Mr. Williams alleges that Defendants violated his constitutional rights when they failed to protect him against harm from his cellmate on January 27, 2013. (See Doc. # 1 at 3-4 of 7). He alleges that on an unspecified date Defendants made and enforced a decision to place a black metal shield over the window in his cell door to protect prison staff. ( See id. ). On January 25, 2013, Mr. Williams was assigned to cell # 122 in "BA Unit" in the SMU at USP Florence "with a[n] inmate that was crazy." ( See Doc. # 1 at 3-4 of 7). He alleges that the shield blocked the view into and out of his cell, thus exposing him to a substantial risk of serious harm from his cellmate. ( See id. ). Mr. Williams alleges that at 4:00 a.m. on January 27, 2013, his cellmate "choked, slam[m]ed and beat" him and "nearly killed" him in his sleep and that staff could not help him due to the shield over the window. ( See Doc. # 1 at 3-4 of 7). He alleges that he was rushed to a hospital outside the prison for treatment of his injuries. ( See id. ).

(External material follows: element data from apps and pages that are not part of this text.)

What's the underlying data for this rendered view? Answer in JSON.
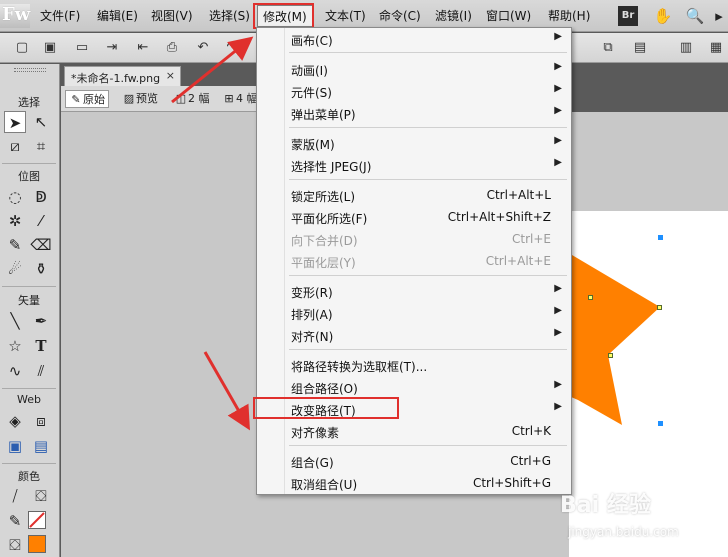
{
  "app": {
    "logo": "Fw",
    "bridge_label": "Br"
  },
  "menubar": {
    "items": [
      "文件(F)",
      "编辑(E)",
      "视图(V)",
      "选择(S)",
      "修改(M)",
      "文本(T)",
      "命令(C)",
      "滤镜(I)",
      "窗口(W)",
      "帮助(H)"
    ],
    "active": "修改(M)"
  },
  "document": {
    "tab_title": "*未命名-1.fw.png",
    "close_glyph": "×"
  },
  "view_modes": {
    "original": "原始",
    "preview": "预览",
    "two_up": "2 幅",
    "four_up": "4 幅"
  },
  "tools_panel": {
    "sections": {
      "select": "选择",
      "bitmap": "位图",
      "vector": "矢量",
      "web": "Web",
      "colors": "颜色"
    },
    "text_tool_glyph": "T"
  },
  "modify_menu": {
    "items": [
      {
        "label": "画布(C)",
        "shortcut": "",
        "submenu": true,
        "disabled": false
      },
      {
        "label": "动画(I)",
        "shortcut": "",
        "submenu": true,
        "disabled": false
      },
      {
        "label": "元件(S)",
        "shortcut": "",
        "submenu": true,
        "disabled": false
      },
      {
        "label": "弹出菜单(P)",
        "shortcut": "",
        "submenu": true,
        "disabled": false
      },
      {
        "label": "蒙版(M)",
        "shortcut": "",
        "submenu": true,
        "disabled": false
      },
      {
        "label": "选择性 JPEG(J)",
        "shortcut": "",
        "submenu": true,
        "disabled": false
      },
      {
        "label": "锁定所选(L)",
        "shortcut": "Ctrl+Alt+L",
        "submenu": false,
        "disabled": false
      },
      {
        "label": "平面化所选(F)",
        "shortcut": "Ctrl+Alt+Shift+Z",
        "submenu": false,
        "disabled": false
      },
      {
        "label": "向下合并(D)",
        "shortcut": "Ctrl+E",
        "submenu": false,
        "disabled": true
      },
      {
        "label": "平面化层(Y)",
        "shortcut": "Ctrl+Alt+E",
        "submenu": false,
        "disabled": true
      },
      {
        "label": "变形(R)",
        "shortcut": "",
        "submenu": true,
        "disabled": false
      },
      {
        "label": "排列(A)",
        "shortcut": "",
        "submenu": true,
        "disabled": false
      },
      {
        "label": "对齐(N)",
        "shortcut": "",
        "submenu": true,
        "disabled": false
      },
      {
        "label": "将路径转换为选取框(T)...",
        "shortcut": "",
        "submenu": false,
        "disabled": false
      },
      {
        "label": "组合路径(O)",
        "shortcut": "",
        "submenu": true,
        "disabled": false
      },
      {
        "label": "改变路径(T)",
        "shortcut": "",
        "submenu": true,
        "disabled": false
      },
      {
        "label": "对齐像素",
        "shortcut": "Ctrl+K",
        "submenu": false,
        "disabled": false
      },
      {
        "label": "组合(G)",
        "shortcut": "Ctrl+G",
        "submenu": false,
        "disabled": false
      },
      {
        "label": "取消组合(U)",
        "shortcut": "Ctrl+Shift+G",
        "submenu": false,
        "disabled": false
      }
    ],
    "highlighted": "改变路径(T)"
  },
  "colors": {
    "accent_red": "#e0302d",
    "star_fill": "#ff8000",
    "fill_swatch": "#ff8000",
    "handle_blue": "#1e90ff"
  },
  "watermark": {
    "brand": "Bai 经验",
    "url": "jingyan.baidu.com"
  }
}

Defendants argue that Mr. Williams fails to allege sufficient facts to support his claims. The court agrees that Mr. Williams's allegations do not plausibly support his claims for violation of the Eighth Amendment. Mr. Williams does not allege any specific threat to his personal safety from the shield on his cell or from his cellmate. He makes no allegation that anyone else had been harmed by the placement of a shield in a cell. While he alleges that he told Defendants that the shield was "unprofessional" and "unsafe, " Mr. Williams does not specify when he told them, either before or after the assault. ( See Doc. # 1 at 4 of 7). He alleges that he was assigned to cell # 122 less than 48 hours before the incident. ( See Doc. # 1 at 3 of 7). Even if he told Defendants before the assault about his ...